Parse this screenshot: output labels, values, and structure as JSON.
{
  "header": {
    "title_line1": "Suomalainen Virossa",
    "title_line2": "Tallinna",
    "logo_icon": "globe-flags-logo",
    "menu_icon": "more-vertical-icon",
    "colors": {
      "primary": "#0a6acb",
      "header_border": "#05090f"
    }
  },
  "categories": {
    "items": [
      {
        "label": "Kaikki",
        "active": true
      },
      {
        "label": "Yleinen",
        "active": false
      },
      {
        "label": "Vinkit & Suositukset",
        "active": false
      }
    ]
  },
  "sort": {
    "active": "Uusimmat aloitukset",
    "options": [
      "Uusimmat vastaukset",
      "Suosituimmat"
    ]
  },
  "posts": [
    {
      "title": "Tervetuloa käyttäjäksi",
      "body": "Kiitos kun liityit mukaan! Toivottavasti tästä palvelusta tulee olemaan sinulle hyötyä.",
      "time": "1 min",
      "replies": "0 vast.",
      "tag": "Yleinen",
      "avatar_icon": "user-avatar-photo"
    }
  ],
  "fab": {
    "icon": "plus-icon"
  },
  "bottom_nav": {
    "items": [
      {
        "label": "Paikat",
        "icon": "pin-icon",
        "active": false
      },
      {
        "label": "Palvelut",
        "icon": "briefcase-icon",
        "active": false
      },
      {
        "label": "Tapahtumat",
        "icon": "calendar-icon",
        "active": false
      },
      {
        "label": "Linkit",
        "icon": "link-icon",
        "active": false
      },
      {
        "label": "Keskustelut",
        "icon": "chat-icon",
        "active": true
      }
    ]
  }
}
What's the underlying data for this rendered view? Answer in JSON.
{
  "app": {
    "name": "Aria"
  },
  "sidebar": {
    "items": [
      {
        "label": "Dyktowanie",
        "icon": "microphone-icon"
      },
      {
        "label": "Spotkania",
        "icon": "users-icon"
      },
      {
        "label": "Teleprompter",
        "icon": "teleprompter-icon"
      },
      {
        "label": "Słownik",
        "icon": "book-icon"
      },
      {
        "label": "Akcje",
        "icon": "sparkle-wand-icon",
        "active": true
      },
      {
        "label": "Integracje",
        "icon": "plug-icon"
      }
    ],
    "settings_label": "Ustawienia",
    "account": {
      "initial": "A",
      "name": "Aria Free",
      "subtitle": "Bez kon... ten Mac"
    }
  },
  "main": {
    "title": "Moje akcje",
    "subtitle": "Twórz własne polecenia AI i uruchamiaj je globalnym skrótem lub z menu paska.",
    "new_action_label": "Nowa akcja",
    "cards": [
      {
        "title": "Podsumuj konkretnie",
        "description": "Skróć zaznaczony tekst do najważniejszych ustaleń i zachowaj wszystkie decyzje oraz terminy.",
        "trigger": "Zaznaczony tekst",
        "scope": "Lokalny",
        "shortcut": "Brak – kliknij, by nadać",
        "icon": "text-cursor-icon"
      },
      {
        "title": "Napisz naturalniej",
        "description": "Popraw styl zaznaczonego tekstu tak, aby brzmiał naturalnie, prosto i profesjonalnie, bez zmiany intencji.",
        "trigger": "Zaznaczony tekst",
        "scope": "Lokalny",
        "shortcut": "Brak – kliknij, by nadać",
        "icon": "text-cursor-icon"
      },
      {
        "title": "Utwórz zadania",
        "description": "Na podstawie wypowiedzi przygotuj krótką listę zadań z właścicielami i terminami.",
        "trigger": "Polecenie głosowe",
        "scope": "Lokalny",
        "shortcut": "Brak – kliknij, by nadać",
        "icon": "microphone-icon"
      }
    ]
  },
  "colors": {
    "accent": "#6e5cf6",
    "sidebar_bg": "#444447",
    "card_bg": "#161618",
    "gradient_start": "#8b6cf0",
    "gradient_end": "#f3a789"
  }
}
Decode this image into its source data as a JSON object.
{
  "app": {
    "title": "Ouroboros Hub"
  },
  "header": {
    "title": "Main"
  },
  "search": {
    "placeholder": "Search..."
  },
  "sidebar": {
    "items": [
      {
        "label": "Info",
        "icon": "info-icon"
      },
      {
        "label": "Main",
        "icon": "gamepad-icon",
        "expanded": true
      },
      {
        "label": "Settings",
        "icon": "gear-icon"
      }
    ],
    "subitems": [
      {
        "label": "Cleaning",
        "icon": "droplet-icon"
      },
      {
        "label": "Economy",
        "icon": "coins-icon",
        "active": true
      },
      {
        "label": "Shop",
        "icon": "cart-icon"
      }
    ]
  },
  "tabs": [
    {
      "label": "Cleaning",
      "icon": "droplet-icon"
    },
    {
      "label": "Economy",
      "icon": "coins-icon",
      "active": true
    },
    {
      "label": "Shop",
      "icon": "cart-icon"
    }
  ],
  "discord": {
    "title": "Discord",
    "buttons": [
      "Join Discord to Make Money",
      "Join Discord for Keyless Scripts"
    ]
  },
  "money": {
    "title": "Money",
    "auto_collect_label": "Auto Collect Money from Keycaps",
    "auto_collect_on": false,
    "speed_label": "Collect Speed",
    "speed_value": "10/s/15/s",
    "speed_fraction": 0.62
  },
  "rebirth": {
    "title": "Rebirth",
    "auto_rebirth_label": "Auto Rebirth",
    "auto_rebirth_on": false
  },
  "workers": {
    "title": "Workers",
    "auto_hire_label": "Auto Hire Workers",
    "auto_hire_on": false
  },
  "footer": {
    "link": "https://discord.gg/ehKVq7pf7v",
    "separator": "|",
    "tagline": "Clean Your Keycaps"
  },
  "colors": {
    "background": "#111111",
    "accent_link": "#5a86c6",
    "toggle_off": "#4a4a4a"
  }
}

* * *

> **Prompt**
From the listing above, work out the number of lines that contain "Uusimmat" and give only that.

> **Finished task**
2